The above lawyers may also practice law and provide legal services alone subject to their specific regulators requirements, rules and any authorisation processes. For example, CILEx publish guidance and rules that apply to qualified Legal Executives who provide legal services alone.[8]

A sole practitioner would most likely be a sole trader under UK law, meaning that the lawyer is self-employed and would run the business as an individual, paying income tax on profits.[9]

As of 25 May 2016, solicitor sole practitioners are regulated under rule 10 of the SRA's handbook, which provides that subject to specific exceptions, regulated lawyers cannot set up their own law practice and provide legal services as a sole practitioner unless they have applied for and gained authorisation to do so from the SRA.[10]

Authorised sole practitioner law practices, known as "recognised sole practices" are recognised and authorised separately by the SRA from regulated Partnership and Company legal service structures. [11]

Sole practitioners in the U.K. are required to provide information on their website and on their engagement letters which clearly identifies who authorises and regulates their service, and their authorisation or professional identification number which can be checked with their regulator.[12]

Architecture[edit]

American Institute of Architects survey found that sole practitioners make up approximately 30% of their membership.[13] Another 2020 survey showed 41% of respondents were sole practitioners.[14]

Unlike architecturally educated employees in larger architectural firms, sole practitioner architects usually must hold current registration to practice architecture within their jurisdiction (indeed often to use the term architect itself).[15]

Sole practitioner architects face many unique challenges in their professional environment, such as additional practice management, limited ability to work on larger projects, limited time to deliver projects, lower salary than large firm senior staff and limited opportunity for collaborative work.[16] As result, many sole practitioner architects are members of variety of networking groups that enable professional networking, exchange of information, sharing of expertise and direct cooperation between members. Internationally sole practitioner architects are represented by the International Small Practice Architects Association.[17]
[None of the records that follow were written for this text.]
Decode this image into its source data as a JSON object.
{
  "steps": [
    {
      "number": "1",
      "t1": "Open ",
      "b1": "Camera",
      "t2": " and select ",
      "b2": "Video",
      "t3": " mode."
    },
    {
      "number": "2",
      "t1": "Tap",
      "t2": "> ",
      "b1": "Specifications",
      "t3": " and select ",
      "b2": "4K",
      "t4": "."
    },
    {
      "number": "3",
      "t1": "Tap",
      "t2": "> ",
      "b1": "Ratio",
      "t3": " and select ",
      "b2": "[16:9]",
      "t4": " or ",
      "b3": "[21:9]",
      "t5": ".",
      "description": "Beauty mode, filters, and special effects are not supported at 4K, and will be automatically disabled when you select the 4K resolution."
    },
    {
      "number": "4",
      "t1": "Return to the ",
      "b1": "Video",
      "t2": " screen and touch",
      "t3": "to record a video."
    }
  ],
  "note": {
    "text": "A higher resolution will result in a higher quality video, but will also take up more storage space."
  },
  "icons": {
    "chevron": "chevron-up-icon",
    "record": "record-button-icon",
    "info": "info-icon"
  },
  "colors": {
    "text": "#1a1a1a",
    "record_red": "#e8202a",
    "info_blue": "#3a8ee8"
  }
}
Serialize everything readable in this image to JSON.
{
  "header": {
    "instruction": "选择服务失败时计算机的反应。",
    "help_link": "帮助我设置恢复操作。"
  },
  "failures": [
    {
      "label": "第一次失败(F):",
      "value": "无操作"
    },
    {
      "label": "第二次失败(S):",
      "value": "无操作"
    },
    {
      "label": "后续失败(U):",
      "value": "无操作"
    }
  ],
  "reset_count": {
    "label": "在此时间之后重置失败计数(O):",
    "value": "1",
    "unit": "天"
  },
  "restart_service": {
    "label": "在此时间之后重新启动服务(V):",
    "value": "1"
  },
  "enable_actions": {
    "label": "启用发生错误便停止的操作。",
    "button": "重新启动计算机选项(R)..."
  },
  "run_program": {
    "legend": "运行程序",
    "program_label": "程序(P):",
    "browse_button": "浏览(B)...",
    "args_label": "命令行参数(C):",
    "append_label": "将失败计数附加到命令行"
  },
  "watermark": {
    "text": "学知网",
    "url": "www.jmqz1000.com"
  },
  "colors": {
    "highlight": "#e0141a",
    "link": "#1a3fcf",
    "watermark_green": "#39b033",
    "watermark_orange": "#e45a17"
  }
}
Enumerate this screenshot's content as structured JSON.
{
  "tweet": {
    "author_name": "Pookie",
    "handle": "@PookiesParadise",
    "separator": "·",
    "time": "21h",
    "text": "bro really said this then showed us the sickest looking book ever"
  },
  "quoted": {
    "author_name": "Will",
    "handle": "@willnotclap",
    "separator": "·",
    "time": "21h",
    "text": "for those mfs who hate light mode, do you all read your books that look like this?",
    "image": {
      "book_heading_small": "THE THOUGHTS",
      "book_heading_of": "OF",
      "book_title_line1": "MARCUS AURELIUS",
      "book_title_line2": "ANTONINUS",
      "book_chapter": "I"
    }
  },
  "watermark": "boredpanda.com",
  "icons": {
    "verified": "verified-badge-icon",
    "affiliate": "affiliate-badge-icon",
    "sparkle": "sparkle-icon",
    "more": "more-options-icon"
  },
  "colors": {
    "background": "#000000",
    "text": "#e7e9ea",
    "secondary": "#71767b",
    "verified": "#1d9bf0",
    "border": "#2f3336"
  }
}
See also[edit]

References[edit]

  1. ^ Gibson, K. William (2014). Flying Solo: A Survival Guide for the Solo and Small Firm Lawyer. American Bar Association. ISBN 1614388148. Retrieved 6 December 2017.
  2. ^ "Sole practitioners". www.sra.org.uk. Solicitors Regulation Authority. Retrieved 25 May 2016.
  3. ^ "SRA Handbook Glossary". www.sra.org.uk. Solicitors Regulation Authority. Retrieved 25 May 2016.
  4. ^ "Bar Standards Board". Bar Standards Board. Retrieved 25 May 2016.
  5. ^ "The Chartered Institute of Legal Executives". The Chartered Institute of Legal Executives. Retrieved 25 May 2016.
  6. ^ "Office of the Immigration Service Commissioner". www.gov.uk. The UK Government. Retrieved 25 May 2016.
  7. ^ "The Insolvency Service". www.gov.uk. The UK Government. Retrieved 25 May 2016.
  8. ^ "The Start Up Guide" (PDF). www.cilex.org. The Chartered Institute of Legal Executives. Retrieved 25 May 2016.
  9. ^ "Choose a legal structure for your business". www.gov.uk. UK Government. Retrieved 25 May 2016.
  10. ^ "The SRA Handbook, Rule 10: sole practitioners". www.sra.org.uk. The Solicitors Regulation Authority. Retrieved 25 May 2016.
  11. ^ "SRA Handbook Glossary". www.sra.org.uk. Solicitors Regulation Authority. Retrieved 25 May 2016.
  12. ^ "Chapter 8: Publicity". Solicitors Regulation Authority. Retrieved 6 December 2017.
  13. ^ "Firm Survey Report - AIA". www.aia.org. Retrieved 2021-06-30.
  14. ^ "The 2020 EntreArchitect Community Survey is closed. - EntreArchitect // Small Firm Entrepreneur Architects -". EntreArchitect // Small Firm Entrepreneur Architects. Retrieved 2021-06-30.
  15. ^ "Who can use the title architect". Architects Registration Board. Retrieved 2021-06-30.
  16. ^ "A Case for the Sole Practitioner Architect Business Model - EntreArchitect // Small Firm Entrepreneur Architects -". EntreArchitect // Small Firm Entrepreneur Architects. 2020-10-26. Retrieved 2021-06-30.
  17. ^ "International Small Practice Architects Association". Retrieved 2021-06-30.